St Kentigern, otherwise known as St Mungo, is usually regarded as the first bishop of Glasgow, having founded a community, possibly beside the Molendinar Burn. Nothing is known of his successors after his death, but as the area was Christian it must have had a bishop. In the early 12th century the future David I of Scotland nominated his chaplain as bishop and thereafter there was a continuous succession with a cathedral consecrated in 1136.
The bishopric survived a long campaign by the archbishops of York to subject the Scottish bishops to their authority.
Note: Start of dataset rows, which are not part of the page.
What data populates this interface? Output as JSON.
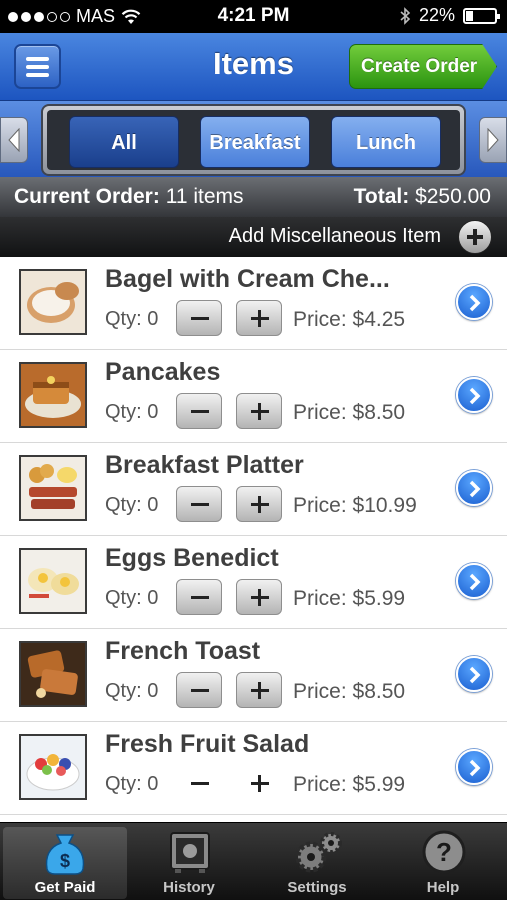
{
  "status_bar": {
    "carrier": "MAS",
    "time": "4:21 PM",
    "battery": "22%"
  },
  "header": {
    "title": "Items",
    "create_order_label": "Create Order"
  },
  "categories": [
    {
      "label": "All",
      "active": true
    },
    {
      "label": "Breakfast",
      "active": false
    },
    {
      "label": "Lunch",
      "active": false
    }
  ],
  "order_summary": {
    "current_order_label": "Current Order:",
    "current_order_value": "11 items",
    "total_label": "Total:",
    "total_value": "$250.00"
  },
  "misc_item_label": "Add Miscellaneous Item",
  "items": [
    {
      "name": "Bagel with Cream Che...",
      "qty_label": "Qty: 0",
      "price_label": "Price: $4.25",
      "icon": "bagel-thumbnail"
    },
    {
      "name": "Pancakes",
      "qty_label": "Qty: 0",
      "price_label": "Price: $8.50",
      "icon": "pancakes-thumbnail"
    },
    {
      "name": "Breakfast Platter",
      "qty_label": "Qty: 0",
      "price_label": "Price: $10.99",
      "icon": "breakfast-platter-thumbnail"
    },
    {
      "name": "Eggs Benedict",
      "qty_label": "Qty: 0",
      "price_label": "Price: $5.99",
      "icon": "eggs-benedict-thumbnail"
    },
    {
      "name": "French Toast",
      "qty_label": "Qty: 0",
      "price_label": "Price: $8.50",
      "icon": "french-toast-thumbnail"
    },
    {
      "name": "Fresh Fruit Salad",
      "qty_label": "Qty: 0",
      "price_label": "Price: $5.99",
      "icon": "fruit-salad-thumbnail"
    }
  ],
  "tab_bar": [
    {
      "label": "Get Paid",
      "icon": "money-bag-icon",
      "active": true
    },
    {
      "label": "History",
      "icon": "safe-icon",
      "active": false
    },
    {
      "label": "Settings",
      "icon": "gears-icon",
      "active": false
    },
    {
      "label": "Help",
      "icon": "help-icon",
      "active": false
    }
  ],
  "colors": {
    "nav_blue": "#1d55c0",
    "create_green": "#2b9410",
    "detail_blue": "#1b5fd0"
  }
}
But in 1175 the Pope declared the see (bishopric) of Glasgow to be a "special daughter" of the Holy See, that is, subject directly to Rome, a privilege later extended to the whole of the Scottish Church. Around 1178, Bishop Jocelin, who was responsible for a substantial extension of the cathedral, procured a charter from King William the Lion giving Glasgow the trading rights of a burgh.
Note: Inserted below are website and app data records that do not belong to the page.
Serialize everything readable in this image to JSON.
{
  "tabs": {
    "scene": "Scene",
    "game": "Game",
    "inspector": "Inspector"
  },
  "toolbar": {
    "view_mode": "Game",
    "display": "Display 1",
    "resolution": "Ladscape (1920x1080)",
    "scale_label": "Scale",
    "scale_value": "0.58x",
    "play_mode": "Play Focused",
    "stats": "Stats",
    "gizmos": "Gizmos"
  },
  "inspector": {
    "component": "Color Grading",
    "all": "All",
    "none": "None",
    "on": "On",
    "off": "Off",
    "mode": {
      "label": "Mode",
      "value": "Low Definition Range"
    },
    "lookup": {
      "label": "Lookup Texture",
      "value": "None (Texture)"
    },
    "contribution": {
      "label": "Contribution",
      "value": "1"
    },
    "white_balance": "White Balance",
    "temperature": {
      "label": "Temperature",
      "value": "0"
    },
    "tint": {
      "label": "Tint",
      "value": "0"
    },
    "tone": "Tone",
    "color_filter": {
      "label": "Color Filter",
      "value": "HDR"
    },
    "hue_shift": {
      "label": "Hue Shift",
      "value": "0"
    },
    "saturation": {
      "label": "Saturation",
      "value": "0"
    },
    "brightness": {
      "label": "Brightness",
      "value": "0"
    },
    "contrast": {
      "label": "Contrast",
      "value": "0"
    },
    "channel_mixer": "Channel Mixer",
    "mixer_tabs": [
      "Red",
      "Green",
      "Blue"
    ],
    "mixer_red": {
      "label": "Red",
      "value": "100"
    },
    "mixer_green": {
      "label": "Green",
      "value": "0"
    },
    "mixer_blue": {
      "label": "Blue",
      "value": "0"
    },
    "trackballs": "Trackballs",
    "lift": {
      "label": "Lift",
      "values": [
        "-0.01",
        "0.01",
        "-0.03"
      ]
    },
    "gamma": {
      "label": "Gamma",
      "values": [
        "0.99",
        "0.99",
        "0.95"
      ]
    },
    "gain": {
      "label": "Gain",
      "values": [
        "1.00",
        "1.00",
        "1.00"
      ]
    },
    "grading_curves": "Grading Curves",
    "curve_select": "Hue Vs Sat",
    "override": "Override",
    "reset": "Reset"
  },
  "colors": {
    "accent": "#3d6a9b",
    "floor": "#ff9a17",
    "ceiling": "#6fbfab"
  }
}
The area of the bishop's authority was large: from north of Loch Lomond to the English border, and from the Cumbraes to Sprouston, near Kelso. The bishop had immense secular as well as spiritual power, with his own courts like a feudal lord. He was assisted in administration by two archdeacons, one responsible for Glasgow and the North, and (from 1238) the other for the southern part, known as Teviotdale. These areas were divided into smaller areas under a dean of Christianity and by 1270 these in turn were subdivided into parishes. It was the Bishop who also selected the provost and the bailies to administer the town.
The extent to which the bishops were essentially local princes was clear when in the 1420s Bishop Cameron brought a new grandeur to the office with the completion of a large Bishop's Palace. One of his successors, Bishop Turnbull, was responsible for the foundation of the University in 1451.
Glasgow was made subject to the new archbishopric of St Andrews in 1472, but in 1492 it was created a separate archbishopric. In the years before the Reformation, Archbishop Gavin Dunbar (1522-47) and Archbishop James Beaton (1547-60) battled in vain against what they saw as the heresy of advancing Protestantism and against the desire of leading inhabitants for a greater say in the running of their town.
You have 0 images in your photo album.